According to Reuters, the UAW sees the Volkswagen plant near Chattanooga, Tenn., and the Daimler-owned Mercedes plant near Tuscaloosa, Ala., as potentially easier to organize than the Japanese and Korean-owned plants in the region. UAW already represents workers at Daimler's Freightliner trucks plants in North Carolina and other states.

UAW President Bob King apparently believes the German-owned companies are more likely to allow union elections without a major fight than Nissan, Toyota or Hyundai. In recent years, UAW operatives have been working closely with the giant German union IG Metall in hopes of developing joint strategies.

Automotive News reports IG Metall "wants to keep the United States from becoming a cheap-labor alternative to Germany" and thus is also working with the United Steelworkers in its efforts to organize a ThyssenKrupp steel plant in Alabama.

UAW tried unsuccessfully to organize workers at Nissan's Tennessee plant and did preliminary work for a possible campaign at the Japanese automaker's Mississippi plant as well as at Toyota's plant in Kentucky. None of these efforts has borne fruit yet, however.

Mini-editorial: The UAW and other major unions have to rediscover their fighting roots, and that means dumping the term "middle class." Like Barack Obama, Democrats in Congress, all Republicans, and most mainstream media types, union leaders love to talk about the "middle class," that oh-so-comforting way to describe working people in this country, a term that tells them they've climbed a notch or two in our supposedly classless society and which separates them from the lumpenproletariat. No one ever fought a revolution or even started a movement with a euphemism meant to mollify rather than inspire. We're working class, and so is the UAW's targeted constituency. Call them that, Bob King!

Walmart: Reform or image-building? Oh, come on. You know the answer.

After winning its day in court with the U.S. Supreme Court’s rejection of the Dukes class-action sex discrimination suit, Walmart apparently decided its public image needed some more sprucing up. Thus we now have the Global Women's Economic Empowerment Initiative, a Walmart Foundation creation that supposedly seeks female empowerment through training centers for retail and garment workers in India and Bangladesh and by encouraging women entrepreneurs.

According to The Nation, Walmart President Sylvia Matthews Burwell will head the project, yet she will report to Walmart Corporate Affairs Executive Vice President Leslie Dach.

Hmmmm. Is this one of those wait-and-see, the proof-is-in-the-pudding situations?

I'm not encouraged by the fact that Walmart, after responding to earlier criticism and improving its poor benefits to employees, announced in October that it was cutting back health care coverage significantly for part-time workers as well as raising premiums for full-time employees. Just as discouraging is the fact that Walmart fired 22 workers in Chile for taking part in a nationwide general strike to promote tax reform, new labor laws, and other social justice issues.

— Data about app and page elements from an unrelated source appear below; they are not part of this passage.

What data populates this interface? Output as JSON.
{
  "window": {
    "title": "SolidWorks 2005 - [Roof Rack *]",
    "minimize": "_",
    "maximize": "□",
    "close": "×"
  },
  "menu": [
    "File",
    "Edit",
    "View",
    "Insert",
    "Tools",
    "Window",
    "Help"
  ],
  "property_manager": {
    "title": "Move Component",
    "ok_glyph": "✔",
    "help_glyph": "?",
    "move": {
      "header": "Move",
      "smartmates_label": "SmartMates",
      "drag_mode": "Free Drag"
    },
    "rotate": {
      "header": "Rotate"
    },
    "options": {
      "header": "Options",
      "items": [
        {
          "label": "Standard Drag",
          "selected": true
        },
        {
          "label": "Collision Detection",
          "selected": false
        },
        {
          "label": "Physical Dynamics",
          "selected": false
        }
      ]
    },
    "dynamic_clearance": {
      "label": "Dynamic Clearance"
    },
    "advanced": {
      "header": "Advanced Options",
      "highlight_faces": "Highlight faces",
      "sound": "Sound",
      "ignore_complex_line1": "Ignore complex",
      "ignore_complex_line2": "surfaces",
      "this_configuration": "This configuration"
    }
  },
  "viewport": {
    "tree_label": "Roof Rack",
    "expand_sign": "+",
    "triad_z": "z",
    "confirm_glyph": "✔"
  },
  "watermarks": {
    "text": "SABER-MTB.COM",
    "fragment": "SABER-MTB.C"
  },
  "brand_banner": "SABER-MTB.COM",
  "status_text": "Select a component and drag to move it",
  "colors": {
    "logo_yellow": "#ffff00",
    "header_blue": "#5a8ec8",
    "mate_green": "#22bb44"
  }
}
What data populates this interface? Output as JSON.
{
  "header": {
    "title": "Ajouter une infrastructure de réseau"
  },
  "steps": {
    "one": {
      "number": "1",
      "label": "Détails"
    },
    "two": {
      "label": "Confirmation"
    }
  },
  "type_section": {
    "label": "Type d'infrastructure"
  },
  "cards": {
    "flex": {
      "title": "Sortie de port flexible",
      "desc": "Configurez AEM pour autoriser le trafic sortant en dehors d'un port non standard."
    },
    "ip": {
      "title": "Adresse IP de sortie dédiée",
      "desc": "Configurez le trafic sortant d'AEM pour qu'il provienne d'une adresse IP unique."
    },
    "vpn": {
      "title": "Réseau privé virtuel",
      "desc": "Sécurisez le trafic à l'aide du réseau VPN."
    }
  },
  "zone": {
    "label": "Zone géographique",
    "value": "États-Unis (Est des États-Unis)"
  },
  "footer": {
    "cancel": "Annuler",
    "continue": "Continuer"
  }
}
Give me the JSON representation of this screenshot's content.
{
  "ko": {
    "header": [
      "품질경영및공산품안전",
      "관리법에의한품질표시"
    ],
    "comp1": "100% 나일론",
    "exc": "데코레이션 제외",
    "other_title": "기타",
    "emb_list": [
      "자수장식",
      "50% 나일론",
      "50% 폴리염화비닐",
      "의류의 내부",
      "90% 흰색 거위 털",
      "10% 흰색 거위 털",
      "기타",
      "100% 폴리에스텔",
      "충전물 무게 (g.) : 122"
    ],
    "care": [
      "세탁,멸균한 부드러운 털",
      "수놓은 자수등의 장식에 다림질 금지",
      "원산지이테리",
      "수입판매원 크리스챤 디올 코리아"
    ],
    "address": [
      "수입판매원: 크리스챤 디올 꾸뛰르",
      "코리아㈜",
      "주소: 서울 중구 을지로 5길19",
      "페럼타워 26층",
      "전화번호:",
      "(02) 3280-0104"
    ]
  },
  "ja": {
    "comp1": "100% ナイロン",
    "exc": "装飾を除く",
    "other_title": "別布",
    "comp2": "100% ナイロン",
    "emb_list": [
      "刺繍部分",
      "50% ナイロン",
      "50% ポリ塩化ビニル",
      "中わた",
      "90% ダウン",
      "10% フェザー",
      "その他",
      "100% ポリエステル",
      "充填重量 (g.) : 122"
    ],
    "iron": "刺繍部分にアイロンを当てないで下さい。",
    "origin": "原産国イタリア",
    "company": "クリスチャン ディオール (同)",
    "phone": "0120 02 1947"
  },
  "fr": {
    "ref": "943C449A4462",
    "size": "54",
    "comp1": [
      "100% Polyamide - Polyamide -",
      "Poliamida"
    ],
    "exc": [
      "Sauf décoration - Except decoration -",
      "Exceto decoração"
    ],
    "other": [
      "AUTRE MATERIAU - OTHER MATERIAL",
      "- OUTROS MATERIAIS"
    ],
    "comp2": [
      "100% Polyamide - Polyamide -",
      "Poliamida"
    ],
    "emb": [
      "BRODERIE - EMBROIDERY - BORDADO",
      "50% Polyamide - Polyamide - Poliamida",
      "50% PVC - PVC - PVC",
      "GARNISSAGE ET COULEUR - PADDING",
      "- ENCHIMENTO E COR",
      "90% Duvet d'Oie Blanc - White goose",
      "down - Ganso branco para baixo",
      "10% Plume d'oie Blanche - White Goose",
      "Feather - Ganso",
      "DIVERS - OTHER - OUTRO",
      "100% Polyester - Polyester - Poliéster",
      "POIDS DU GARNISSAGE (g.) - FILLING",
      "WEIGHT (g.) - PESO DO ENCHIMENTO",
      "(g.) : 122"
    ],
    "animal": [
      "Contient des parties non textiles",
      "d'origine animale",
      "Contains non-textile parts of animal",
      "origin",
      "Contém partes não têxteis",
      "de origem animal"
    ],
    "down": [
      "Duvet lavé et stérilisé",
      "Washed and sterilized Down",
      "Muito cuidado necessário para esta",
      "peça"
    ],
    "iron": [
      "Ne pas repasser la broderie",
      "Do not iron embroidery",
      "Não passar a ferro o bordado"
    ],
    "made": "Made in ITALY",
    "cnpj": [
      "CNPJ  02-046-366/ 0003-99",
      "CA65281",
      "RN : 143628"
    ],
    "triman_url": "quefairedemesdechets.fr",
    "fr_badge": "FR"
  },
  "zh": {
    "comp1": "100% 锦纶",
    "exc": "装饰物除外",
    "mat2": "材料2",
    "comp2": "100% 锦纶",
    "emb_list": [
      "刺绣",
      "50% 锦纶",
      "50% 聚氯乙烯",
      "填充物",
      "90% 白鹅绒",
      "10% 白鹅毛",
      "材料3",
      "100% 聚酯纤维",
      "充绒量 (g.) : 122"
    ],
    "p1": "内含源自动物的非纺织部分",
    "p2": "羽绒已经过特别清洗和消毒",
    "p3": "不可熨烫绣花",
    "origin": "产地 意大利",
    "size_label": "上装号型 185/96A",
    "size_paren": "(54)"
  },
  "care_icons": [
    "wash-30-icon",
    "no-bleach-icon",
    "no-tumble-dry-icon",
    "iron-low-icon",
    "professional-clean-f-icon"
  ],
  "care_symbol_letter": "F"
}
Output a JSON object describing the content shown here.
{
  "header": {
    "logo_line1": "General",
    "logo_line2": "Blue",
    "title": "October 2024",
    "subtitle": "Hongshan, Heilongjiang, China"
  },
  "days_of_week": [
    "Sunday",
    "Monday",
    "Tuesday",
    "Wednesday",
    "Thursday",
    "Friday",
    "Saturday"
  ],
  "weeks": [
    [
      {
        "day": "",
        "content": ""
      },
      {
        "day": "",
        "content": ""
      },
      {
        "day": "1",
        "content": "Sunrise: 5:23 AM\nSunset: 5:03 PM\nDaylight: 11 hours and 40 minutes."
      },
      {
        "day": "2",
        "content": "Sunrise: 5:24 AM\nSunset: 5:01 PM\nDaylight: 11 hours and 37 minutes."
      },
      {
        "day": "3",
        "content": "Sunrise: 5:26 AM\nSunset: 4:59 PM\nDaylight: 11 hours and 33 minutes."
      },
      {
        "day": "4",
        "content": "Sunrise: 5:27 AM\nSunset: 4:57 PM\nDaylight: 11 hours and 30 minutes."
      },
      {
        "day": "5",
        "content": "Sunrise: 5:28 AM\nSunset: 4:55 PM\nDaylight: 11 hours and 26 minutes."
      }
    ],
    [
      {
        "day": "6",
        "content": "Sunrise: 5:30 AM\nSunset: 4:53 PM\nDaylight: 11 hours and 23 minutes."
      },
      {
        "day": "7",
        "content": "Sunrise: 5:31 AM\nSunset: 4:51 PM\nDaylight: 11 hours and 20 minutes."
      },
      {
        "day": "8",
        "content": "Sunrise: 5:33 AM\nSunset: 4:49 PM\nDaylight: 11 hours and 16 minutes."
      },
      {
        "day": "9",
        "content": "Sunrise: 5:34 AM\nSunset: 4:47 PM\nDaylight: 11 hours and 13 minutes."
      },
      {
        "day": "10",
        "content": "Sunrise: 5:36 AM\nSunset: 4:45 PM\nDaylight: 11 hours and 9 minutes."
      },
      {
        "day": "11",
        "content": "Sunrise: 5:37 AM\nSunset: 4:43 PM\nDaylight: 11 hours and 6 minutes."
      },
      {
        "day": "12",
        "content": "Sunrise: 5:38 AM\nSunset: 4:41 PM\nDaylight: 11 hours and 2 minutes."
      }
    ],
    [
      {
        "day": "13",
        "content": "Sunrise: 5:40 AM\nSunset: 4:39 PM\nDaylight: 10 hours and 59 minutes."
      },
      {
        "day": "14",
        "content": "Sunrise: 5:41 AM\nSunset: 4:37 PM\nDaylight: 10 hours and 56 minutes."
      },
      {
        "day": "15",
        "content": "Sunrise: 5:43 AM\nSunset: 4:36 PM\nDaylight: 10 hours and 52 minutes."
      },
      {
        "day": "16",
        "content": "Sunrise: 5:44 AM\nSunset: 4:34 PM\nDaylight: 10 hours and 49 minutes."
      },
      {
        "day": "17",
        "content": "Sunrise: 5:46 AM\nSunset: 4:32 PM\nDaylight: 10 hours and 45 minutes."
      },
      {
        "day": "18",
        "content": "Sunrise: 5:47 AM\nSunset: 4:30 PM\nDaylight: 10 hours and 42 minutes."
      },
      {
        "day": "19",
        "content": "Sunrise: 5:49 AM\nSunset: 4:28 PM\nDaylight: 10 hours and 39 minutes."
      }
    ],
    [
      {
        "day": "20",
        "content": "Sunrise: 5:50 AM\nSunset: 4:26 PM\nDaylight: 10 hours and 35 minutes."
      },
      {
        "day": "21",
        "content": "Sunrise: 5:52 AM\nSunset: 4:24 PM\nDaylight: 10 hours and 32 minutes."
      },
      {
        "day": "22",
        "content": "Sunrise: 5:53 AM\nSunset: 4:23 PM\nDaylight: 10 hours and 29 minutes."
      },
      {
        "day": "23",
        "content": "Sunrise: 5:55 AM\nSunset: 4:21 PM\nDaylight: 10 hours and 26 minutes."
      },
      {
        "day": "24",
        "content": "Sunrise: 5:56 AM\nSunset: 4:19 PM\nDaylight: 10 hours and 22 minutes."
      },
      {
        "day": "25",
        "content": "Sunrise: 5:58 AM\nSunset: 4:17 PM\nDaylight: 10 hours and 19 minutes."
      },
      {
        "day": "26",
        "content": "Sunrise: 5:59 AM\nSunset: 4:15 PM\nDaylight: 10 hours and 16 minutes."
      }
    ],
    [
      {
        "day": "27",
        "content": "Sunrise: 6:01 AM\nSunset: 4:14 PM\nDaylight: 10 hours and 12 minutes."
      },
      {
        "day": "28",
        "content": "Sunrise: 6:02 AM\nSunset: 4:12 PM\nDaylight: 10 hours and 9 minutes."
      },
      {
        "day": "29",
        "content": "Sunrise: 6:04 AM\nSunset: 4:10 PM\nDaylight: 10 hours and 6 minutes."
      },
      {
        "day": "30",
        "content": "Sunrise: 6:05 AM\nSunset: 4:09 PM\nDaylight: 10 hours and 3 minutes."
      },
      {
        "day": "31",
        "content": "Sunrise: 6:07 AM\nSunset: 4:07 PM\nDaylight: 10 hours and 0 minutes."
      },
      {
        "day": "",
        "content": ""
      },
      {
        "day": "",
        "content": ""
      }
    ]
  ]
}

Walmart was the only company in Chile that fired its workers for joining the nationwide protest.